Examining the Future of Social Security, Medicare, and Your Taxes
- November 15, 2021
- Healthcare and Medicare, Social Security, Taxes & Tax Planning
The Social Security trust fund is now expected to be depleted by 2034, according to a recent report from the Social Security and Medicare trustees. That’s one year earlier than they reported last year, and the pandemic is to blame. Less was collected in payroll taxes when unemployment was high, and more people claimed benefits. Although this information may seem like a death sentence for the program, the truth regarding the future of Social Security, Medicare, and your taxes may be more complex.
Social Security and Medicare
Once the Social Security trust fund runs out, payroll taxes will be able to cover about 78% of promised benefits. The Medicare Part A trust fund is expected to be depleted by 2026, at which point the program would take in enough to pay out 91% of promised benefits. Since Social Security and Medicare support so many Americans and are so popular, it’s unlikely that the government will allow them to go broke. Instead, we could see adjustments as well as increased taxes to help fund these programs.
Could We See Higher Taxes in the Future?
You should know the types of retirement income and how they’re taxed. High net worth retirees may see tax increases in many forms. In the near future, we could see the top marginal income tax rate go from 37% to 39.6%, and the long-term capital gains rate of 20% for gains of over $1 million disappear. This means that capital gains would instead be taxed at 39.6%, plus the additional 3.8% Obamacare tax.
Many retirees do not realize that their Social Security benefits can be taxed. If your combined income as an individual is between $25,000 and $34,000 or is between $32,000 and $44,000 as a married couple filing jointly, up to 50% of your benefit may be taxable. And, if your combined income as an individual is over $34,000 or over $44,000 as a married couple filing jointly, up to 85% of your benefit may be taxable. These income thresholds have not increased since they were first instituted in 1984.

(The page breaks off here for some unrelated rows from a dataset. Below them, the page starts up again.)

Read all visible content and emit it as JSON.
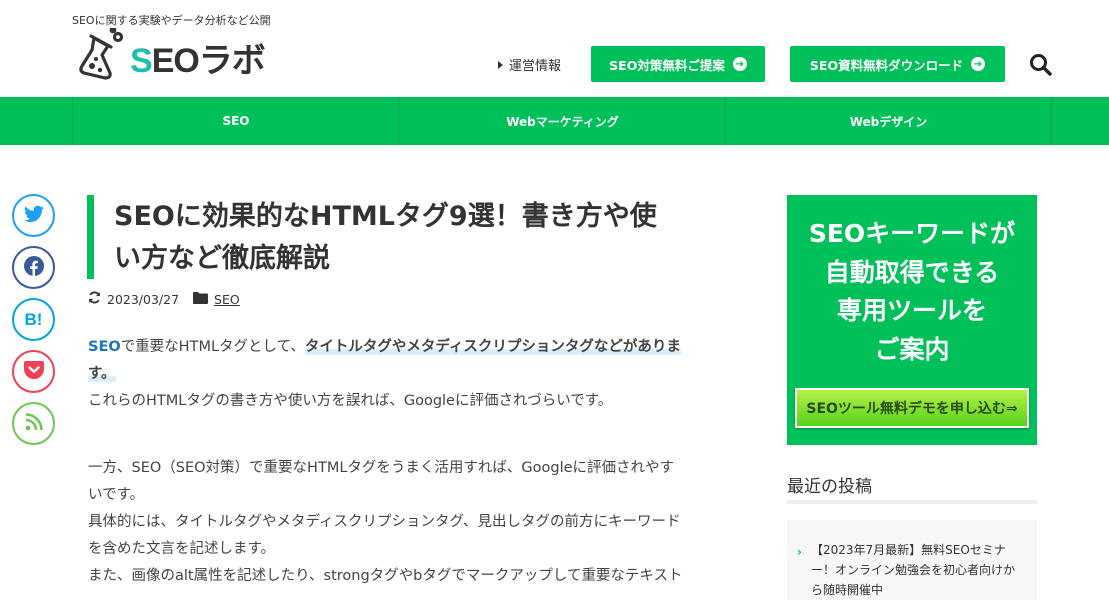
{
  "header": {
    "tagline": "SEOに関する実験やデータ分析など公開",
    "logo_text_s": "S",
    "logo_text_rest": "EOラボ",
    "nav_link": "運営情報",
    "btn_proposal": "SEO対策無料ご提案",
    "btn_download": "SEO資料無料ダウンロード",
    "search_icon": "search-icon",
    "accent": "#00c05a"
  },
  "gnav": {
    "items": [
      "SEO",
      "Webマーケティング",
      "Webデザイン"
    ]
  },
  "share": {
    "twitter": {
      "icon": "twitter-icon",
      "color": "#1da1f2"
    },
    "facebook": {
      "icon": "facebook-icon",
      "color": "#3b5998"
    },
    "hatena": {
      "label": "B!",
      "color": "#00a4de"
    },
    "pocket": {
      "icon": "pocket-icon",
      "color": "#ef4056"
    },
    "feed": {
      "icon": "rss-icon",
      "color": "#6cc655"
    }
  },
  "article": {
    "title_line1": "SEOに効果的なHTMLタグ9選！書き方や使",
    "title_line2": "い方など徹底解説",
    "date": "2023/03/27",
    "category": "SEO",
    "p1_link": "SEO",
    "p1_text": "で重要なHTMLタグとして、",
    "p1_highlight_a": "タイトルタグやメタディスクリプションタグなどがありま",
    "p1_highlight_b": "す。",
    "p2": "これらのHTMLタグの書き方や使い方を誤れば、Googleに評価されづらいです。",
    "p3_line1": "一方、SEO（SEO対策）で重要なHTMLタグをうまく活用すれば、Googleに評価されやす",
    "p3_line2": "いです。",
    "p4_line1": "具体的には、タイトルタグやメタディスクリプションタグ、見出しタグの前方にキーワード",
    "p4_line2": "を含めた文言を記述します。",
    "p5_line1": "また、画像のalt属性を記述したり、strongタグやbタグでマークアップして重要なテキスト"
  },
  "sidebar": {
    "banner_lines": [
      "SEOキーワードが",
      "自動取得できる",
      "専用ツールを",
      "ご案内"
    ],
    "banner_button": "SEOツール無料デモを申し込む⇒",
    "recent_heading": "最近の投稿",
    "recent_items": [
      {
        "text": "【2023年7月最新】無料SEOセミナー！オンライン勉強会を初心者向けから随時開催中"
      }
    ]
  }
}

Taking Control of Your Retirement Finances
We could see changes to Social Security, Medicare, or increased taxes in the future that may impact how much you receive or how much of your money you get to keep. It’s important to remember that your retirement finances are in your hands, and you can take control of your financial future. You can do this by working with a professional to create a retirement investment strategy, Social Security maximization strategy, and tax minimization plan.
Make planning for your retirement a priority no matter how many years away you are or if you’re already retired. Schedule a time to talk with one of us about how to plan for whatever the future may hold. We can look at your specific financial situation to create a plan designed for you.